There is also a film called Underdog directed by Ritchie Greer due out this year where I play a supporting role. My character is a Compton drug dealer who slings meth to a female addict – the lead – who transforms her life to become an MMA world champion fighter.
Finally, I just wrapped playing the lead character Doc Holliday in the pilot for a new TV drama series called Badland Wives directed by Stephen S. Campanelli.
What’s interesting to note is that all of these projects focus on the progressive moment furthering women’s rights. I am extremely proud to apply my creativity toward positive social change.
Meredith: You started in many shorts which many folks don’t realise…can be even tougher than acting in a full feature. What are your thoughts on film shorts and do you prefer the full features?
Daniel: I feel short films are a wonderful creative gateway to feature films. The short films I worked on early in my career truly prepared me for larger, feature film sized projects. I liken the experience to being akin to on-camera acting being rooted in and developed in live theatre.
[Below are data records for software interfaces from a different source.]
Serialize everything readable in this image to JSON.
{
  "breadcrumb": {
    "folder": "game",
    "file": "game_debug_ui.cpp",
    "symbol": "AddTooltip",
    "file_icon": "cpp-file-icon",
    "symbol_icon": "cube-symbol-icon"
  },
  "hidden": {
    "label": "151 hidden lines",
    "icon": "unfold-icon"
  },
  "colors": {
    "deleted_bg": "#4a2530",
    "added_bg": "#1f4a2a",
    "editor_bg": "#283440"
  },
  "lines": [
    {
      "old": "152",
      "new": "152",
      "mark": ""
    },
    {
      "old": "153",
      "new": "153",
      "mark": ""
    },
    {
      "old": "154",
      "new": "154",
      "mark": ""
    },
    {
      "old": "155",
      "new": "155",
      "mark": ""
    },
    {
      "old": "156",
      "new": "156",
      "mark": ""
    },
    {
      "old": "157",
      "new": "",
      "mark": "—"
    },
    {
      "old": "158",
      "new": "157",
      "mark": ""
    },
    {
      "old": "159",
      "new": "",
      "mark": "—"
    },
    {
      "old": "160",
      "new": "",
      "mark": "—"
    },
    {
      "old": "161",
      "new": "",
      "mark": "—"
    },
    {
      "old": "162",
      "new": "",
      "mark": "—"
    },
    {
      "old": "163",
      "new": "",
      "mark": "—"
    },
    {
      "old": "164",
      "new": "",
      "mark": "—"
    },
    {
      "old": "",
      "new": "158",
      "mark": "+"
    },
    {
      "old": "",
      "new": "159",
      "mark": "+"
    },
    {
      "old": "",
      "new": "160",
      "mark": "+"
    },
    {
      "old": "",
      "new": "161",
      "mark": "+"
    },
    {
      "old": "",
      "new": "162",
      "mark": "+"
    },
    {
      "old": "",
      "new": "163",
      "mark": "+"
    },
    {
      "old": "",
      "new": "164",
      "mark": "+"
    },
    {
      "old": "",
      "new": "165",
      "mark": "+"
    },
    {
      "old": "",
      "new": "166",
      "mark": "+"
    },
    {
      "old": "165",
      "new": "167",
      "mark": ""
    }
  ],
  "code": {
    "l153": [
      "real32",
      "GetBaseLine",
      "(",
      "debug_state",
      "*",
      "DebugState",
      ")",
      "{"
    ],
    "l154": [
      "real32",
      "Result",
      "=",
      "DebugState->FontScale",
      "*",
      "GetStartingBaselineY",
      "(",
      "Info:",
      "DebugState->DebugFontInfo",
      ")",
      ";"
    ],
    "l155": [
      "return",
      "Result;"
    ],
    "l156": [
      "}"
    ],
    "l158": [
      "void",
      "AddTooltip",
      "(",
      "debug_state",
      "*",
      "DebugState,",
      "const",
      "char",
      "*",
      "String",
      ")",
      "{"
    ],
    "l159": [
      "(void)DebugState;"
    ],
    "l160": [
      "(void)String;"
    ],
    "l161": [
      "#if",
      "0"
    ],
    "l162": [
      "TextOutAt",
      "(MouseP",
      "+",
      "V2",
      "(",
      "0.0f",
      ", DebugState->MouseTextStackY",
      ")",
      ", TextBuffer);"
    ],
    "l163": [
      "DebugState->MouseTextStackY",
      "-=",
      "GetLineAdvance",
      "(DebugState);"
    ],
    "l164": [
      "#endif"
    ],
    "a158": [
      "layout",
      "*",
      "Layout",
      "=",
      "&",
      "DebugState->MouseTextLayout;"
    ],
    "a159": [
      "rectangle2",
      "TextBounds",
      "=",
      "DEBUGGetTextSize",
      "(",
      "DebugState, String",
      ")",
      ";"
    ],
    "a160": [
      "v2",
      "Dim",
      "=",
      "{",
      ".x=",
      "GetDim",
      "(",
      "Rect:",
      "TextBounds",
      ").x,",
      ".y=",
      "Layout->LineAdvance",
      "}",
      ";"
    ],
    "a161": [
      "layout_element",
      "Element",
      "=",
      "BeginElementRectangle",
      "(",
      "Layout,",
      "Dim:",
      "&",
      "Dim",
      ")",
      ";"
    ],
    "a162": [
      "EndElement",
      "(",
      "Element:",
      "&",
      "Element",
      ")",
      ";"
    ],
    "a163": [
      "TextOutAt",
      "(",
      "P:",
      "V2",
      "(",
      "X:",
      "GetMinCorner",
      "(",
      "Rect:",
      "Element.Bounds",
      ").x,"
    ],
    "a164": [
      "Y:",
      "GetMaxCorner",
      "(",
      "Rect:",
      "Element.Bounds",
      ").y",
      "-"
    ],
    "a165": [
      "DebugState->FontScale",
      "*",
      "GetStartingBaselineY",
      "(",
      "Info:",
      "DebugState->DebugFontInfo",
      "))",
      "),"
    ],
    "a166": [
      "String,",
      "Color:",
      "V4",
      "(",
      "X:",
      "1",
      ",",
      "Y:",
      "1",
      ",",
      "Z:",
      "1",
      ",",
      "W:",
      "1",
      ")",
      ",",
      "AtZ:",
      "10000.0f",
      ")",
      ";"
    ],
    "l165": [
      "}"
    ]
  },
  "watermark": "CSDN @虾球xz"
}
It’s all a collective effort and process to arrive at a deeper understanding of one’s own acting craft. Acting on film in feature-length projects has taken me years to understand, especially playing a lead role where the character has a definable arch, climax, and resolution. I strive for the audience to imagine being in my character’s shoes on the imaginary journey asking “What if?”
Meredith: If you had a chance to work with anyone in the world, who would that be? Even if he/she is deceased and you had the power to resurrect them…who would you kill to work with?
Daniel: Freddie Mercury. He epitomises high octane creativity for me, certainly as a musician but also as a performer. His creative essence was unquantifiable, a true juggernaut of artistic expression. He met pure craft with pure spontaneous reactions. This is what I strive to do in my own work as an actor: meeting craft with spontaneous expression.
Meredith: If you weren’t an actor, what do you see yourself doing for a career?
Daniel: If I wasn’t an actor, I would have become a fighter pilot. After high school, I was accepted at the United States Naval Academy but quickly discovered that it did not quench my desire for speed. A more accelerated and exciting ride was in store for me as an actor.